I've struggled with gamer gate for a long time. I've gone back and forth on whether or not to write a piece about it because I felt that I wasn't knowledgeable enough, not prepared to write on a world that I certainly don't belong in anymore, if ever. However, I think that the causes of my inhibitions are fodder enough for a complete, insightful article.
For a more detailed explanation of gamergate, I'll direct you to Eliana Dockterman's piece for Time, as it does an adequate job, and it's someone else's skin on the line if the summary is deemed to be biased. For those desiring a more tl;dr response, I'll try to condense it the best I can. Long story short, a combination of questionable behavior and negative reviews of popular games from female games industry workers has led to all out war between casual and hardcore gamers, as well as a battle between the new generation of game players and the old guard of "gamers."
That distinction is at the core of this issue. A minority of predominantly white, young men hold the term “gamers” extremely dear, and see affronts to it as a personal attack. These people devote a significant portion of their lives to games, consume gaming media, probably play a wide variety of games, and have for a long time. These "gamers" go far beyond the confines of the worlds of Call of Duty and FIFA and often mock those who play more mainstream games exclusively as “casuals.” And they have begun to defend their way of life with threats of violence against those who work to undermine it.
Arguments could certainly be made that I, at least at one time, belonged to this selective group. I'm a young, white male who played upwards of 40 days of Call of Duty: Modern Warfare 2. I certainly put the time in. For those of you Gladwell lovers, I'd be 1/10 of the way towards being a master. And that's just one game. For most casual observers, like your mom, or your mailman, or your school principal, I probably meet the requirements swimmingly. But the adults who run the real world have no say in whether or not I get the gamer title in the eyes of some college student or obsessive young adult on the other side of the interweb. These “experts” will criticize my lack of gaming diversity, my lack of involvement with the world of gaming journalism, or maybe even my lack of interest in cosplaying or larping, (the gaming world’s version of dress up.)
"Gamers" might be the most exclusive club that doesn't have an application process, no selection committee, and frankly, confusing and convoluted requirements for admission.

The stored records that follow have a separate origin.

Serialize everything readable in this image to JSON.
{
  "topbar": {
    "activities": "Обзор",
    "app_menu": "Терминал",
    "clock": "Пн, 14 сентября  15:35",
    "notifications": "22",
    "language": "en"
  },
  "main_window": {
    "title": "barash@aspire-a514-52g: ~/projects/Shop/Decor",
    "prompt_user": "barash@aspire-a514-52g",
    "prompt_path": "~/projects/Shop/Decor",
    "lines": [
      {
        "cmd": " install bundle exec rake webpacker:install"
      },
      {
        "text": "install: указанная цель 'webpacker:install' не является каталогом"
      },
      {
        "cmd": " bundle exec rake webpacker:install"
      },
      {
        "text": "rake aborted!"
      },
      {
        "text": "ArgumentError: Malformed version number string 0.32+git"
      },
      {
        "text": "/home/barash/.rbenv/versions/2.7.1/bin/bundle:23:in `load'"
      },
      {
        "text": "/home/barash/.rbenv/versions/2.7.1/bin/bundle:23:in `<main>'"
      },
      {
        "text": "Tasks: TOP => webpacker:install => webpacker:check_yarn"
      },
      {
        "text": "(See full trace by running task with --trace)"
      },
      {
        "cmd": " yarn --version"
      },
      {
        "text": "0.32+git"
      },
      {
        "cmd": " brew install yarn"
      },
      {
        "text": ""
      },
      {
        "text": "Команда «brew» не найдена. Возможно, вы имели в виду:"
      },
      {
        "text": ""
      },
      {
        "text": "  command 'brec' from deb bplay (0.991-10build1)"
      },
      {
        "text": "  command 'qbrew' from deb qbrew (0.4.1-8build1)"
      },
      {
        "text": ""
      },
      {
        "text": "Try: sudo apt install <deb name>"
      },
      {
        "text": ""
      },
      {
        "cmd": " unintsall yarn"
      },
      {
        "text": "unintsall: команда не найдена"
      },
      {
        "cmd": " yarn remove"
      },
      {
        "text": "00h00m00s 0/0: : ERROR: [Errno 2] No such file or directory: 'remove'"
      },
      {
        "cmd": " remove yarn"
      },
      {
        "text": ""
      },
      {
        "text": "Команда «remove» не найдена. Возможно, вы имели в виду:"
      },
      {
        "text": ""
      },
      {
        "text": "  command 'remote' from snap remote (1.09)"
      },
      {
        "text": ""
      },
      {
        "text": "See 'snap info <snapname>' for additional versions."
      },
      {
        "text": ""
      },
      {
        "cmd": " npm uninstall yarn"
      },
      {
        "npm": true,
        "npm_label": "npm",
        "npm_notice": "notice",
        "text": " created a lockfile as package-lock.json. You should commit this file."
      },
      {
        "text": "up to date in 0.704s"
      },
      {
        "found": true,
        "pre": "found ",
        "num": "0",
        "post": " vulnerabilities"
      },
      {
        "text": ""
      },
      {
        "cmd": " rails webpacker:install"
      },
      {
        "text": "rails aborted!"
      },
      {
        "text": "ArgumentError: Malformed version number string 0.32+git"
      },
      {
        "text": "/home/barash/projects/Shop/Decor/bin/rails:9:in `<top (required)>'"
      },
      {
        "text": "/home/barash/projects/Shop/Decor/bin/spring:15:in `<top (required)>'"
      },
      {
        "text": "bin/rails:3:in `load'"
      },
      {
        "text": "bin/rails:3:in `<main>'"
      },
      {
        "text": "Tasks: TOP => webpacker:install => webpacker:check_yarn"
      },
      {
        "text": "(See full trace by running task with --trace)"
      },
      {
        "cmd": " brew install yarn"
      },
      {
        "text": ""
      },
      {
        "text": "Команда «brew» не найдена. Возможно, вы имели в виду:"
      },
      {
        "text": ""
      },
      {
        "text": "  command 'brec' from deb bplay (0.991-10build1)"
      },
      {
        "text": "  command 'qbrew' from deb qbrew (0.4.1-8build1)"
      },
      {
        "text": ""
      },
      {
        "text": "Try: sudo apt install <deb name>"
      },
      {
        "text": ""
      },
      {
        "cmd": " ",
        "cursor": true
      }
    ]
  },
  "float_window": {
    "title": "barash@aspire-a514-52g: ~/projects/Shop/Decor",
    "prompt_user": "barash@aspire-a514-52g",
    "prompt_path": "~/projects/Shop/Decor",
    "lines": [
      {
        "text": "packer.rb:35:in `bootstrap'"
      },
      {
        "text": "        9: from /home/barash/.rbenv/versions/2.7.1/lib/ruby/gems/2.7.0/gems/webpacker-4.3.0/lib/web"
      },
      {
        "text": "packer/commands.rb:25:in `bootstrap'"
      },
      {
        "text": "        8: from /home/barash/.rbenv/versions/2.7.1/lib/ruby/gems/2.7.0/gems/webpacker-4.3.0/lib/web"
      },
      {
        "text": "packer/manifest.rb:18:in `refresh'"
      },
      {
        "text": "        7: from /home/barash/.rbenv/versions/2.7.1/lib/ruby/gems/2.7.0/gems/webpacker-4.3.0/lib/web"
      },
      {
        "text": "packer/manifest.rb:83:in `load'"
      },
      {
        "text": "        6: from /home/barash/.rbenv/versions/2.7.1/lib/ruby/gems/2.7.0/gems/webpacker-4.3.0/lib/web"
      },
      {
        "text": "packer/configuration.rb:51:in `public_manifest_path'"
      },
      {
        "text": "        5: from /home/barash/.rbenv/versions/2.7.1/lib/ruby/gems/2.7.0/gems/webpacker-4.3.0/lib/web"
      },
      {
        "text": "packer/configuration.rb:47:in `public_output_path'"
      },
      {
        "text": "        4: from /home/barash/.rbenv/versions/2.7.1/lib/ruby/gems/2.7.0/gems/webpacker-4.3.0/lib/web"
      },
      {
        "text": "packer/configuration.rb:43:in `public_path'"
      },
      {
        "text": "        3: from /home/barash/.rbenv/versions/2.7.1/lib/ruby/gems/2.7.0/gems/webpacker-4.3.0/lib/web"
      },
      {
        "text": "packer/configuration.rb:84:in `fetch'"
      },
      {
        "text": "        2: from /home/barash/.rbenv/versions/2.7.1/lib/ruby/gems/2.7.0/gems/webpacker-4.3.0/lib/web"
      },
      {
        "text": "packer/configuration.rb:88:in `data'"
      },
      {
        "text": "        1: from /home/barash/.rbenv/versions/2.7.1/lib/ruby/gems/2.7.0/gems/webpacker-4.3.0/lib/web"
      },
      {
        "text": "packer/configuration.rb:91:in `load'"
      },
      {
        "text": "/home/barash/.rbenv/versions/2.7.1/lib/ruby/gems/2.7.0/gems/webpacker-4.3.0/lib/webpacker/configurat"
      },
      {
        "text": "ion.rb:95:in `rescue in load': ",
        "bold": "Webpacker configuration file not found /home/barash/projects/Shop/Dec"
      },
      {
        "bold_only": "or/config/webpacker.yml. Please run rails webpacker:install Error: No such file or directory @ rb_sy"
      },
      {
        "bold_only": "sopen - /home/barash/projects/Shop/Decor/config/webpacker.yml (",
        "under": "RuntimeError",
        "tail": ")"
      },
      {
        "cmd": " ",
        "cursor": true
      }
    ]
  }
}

And this is where the real trouble with gamergate. The people who see criticism of misogynistic tropes in games as an affront to who they are, and particularly those who are willing to become violent for the glory of their games, are so far removed from the mainstream gaming world that people that society might classify as gamers may not even know about gamer gate, let alone care enough to form an aggressive opinion. I have a plethora of friends who play games, and took an informal survey the other day, and discovered that none of them knew enough to feel confident enough to have something to say about it, and only two of them had even heard of it.
I'm not trying to say that those who have an opinion and identify as a gamer are automatically violent misogynists. In fact, I really want to communicate that the violent misogynists are to self proclaimed card carrying gamers are what ISIS is to Islam. These misogynists are to people who play games what the Westboro Baptist Church is to Christians. This is a microscopic minority of people who dominate the public space of our media and therefore our conversation about these issues.
These people are fundamentalists, and their bible is the games they play. Any attack on their religious text is an affront to them personally and any who follow the gamer creed. It is a sin punishable by death. So, the next time you get caught up in the gamer gate hooplah and wonder if someone in your life, your child, friend, the kid who sits in the back of history class and reads kotaku all day, is a closet murderous misogynist, ask yourself if the woman in the head scarf on the train is a terrorist, or if your pastor would picket a soldier's funeral. One bad egg shouldn’t spoil the whole carton, particularly when the other eggs have no idea the egg is even spoiling it. Gamer gate is undoubtedly a disturbing development for the gaming community. However, it isn’t reflecting of the sentiments of a vast, relatively silent majority of gamers who couldn’t care less about the comments of female journalists. They just want to enjoy their games.